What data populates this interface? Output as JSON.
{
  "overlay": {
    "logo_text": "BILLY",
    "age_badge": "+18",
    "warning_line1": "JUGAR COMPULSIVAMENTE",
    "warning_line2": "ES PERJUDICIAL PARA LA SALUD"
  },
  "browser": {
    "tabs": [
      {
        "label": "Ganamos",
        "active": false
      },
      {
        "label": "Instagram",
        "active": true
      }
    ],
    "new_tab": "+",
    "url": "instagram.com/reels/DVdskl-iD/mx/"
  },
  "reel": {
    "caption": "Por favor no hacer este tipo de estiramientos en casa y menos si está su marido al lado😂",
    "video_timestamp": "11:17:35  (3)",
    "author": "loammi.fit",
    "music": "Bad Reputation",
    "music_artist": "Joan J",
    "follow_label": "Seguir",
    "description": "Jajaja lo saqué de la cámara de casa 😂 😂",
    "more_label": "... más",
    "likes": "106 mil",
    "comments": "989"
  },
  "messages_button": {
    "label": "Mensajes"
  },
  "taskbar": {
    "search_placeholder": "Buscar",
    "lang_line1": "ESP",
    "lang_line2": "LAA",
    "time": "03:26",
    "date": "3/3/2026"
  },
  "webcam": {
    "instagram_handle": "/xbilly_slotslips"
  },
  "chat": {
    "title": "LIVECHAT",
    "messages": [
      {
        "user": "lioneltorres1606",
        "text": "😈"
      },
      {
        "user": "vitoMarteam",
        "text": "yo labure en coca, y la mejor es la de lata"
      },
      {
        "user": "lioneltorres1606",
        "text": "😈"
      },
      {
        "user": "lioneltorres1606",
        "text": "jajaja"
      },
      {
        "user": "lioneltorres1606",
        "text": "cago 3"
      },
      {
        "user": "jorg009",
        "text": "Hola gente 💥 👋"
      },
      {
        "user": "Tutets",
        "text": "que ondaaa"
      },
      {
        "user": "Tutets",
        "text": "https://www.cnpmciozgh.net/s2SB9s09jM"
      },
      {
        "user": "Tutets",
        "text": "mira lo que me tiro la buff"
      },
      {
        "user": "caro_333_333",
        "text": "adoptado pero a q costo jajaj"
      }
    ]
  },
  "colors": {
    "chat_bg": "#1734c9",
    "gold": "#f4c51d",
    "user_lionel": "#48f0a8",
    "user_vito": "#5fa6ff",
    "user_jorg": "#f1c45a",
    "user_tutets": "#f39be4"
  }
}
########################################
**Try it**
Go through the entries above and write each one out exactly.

**Task result**
What data populates this interface? Output as JSON.
{
  "overlay": {
    "logo_text": "BILLY",
    "age_badge": "+18",
    "warning_line1": "JUGAR COMPULSIVAMENTE",
    "warning_line2": "ES PERJUDICIAL PARA LA SALUD"
  },
  "browser": {
    "tabs": [
      {
        "label": "Ganamos",
        "active": false
      },
      {
        "label": "Instagram",
        "active": true
      }
    ],
    "new_tab": "+",
    "url": "instagram.com/reels/DVdskl-iD/mx/"
  },
  "reel": {
    "caption": "Por favor no hacer este tipo de estiramientos en casa y menos si está su marido al lado😂",
    "video_timestamp": "11:17:35  (3)",
    "author": "loammi.fit",
    "music": "Bad Reputation",
    "music_artist": "Joan J",
    "follow_label": "Seguir",
    "description": "Jajaja lo saqué de la cámara de casa 😂 😂",
    "more_label": "... más",
    "likes": "106 mil",
    "comments": "989"
  },
  "messages_button": {
    "label": "Mensajes"
  },
  "taskbar": {
    "search_placeholder": "Buscar",
    "lang_line1": "ESP",
    "lang_line2": "LAA",
    "time": "03:26",
    "date": "3/3/2026"
  },
  "webcam": {
    "instagram_handle": "/xbilly_slotslips"
  },
  "chat": {
    "title": "LIVECHAT",
    "messages": [
      {
        "user": "lioneltorres1606",
        "text": "😈"
      },
      {
        "user": "vitoMarteam",
        "text": "yo labure en coca, y la mejor es la de lata"
      },
      {
        "user": "lioneltorres1606",
        "text": "😈"
      },
      {
        "user": "lioneltorres1606",
        "text": "jajaja"
      },
      {
        "user": "lioneltorres1606",
        "text": "cago 3"
      },
      {
        "user": "jorg009",
        "text": "Hola gente 💥 👋"
      },
      {
        "user": "Tutets",
        "text": "que ondaaa"
      },
      {
        "user": "Tutets",
        "text": "https://www.cnpmciozgh.net/s2SB9s09jM"
      },
      {
        "user": "Tutets",
        "text": "mira lo que me tiro la buff"
      },
      {
        "user": "caro_333_333",
        "text": "adoptado pero a q costo jajaj"
      }
    ]
  },
  "colors": {
    "chat_bg": "#1734c9",
    "gold": "#f4c51d",
    "user_lionel": "#48f0a8",
    "user_vito": "#5fa6ff",
    "user_jorg": "#f1c45a",
    "user_tutets": "#f39be4"
  }
}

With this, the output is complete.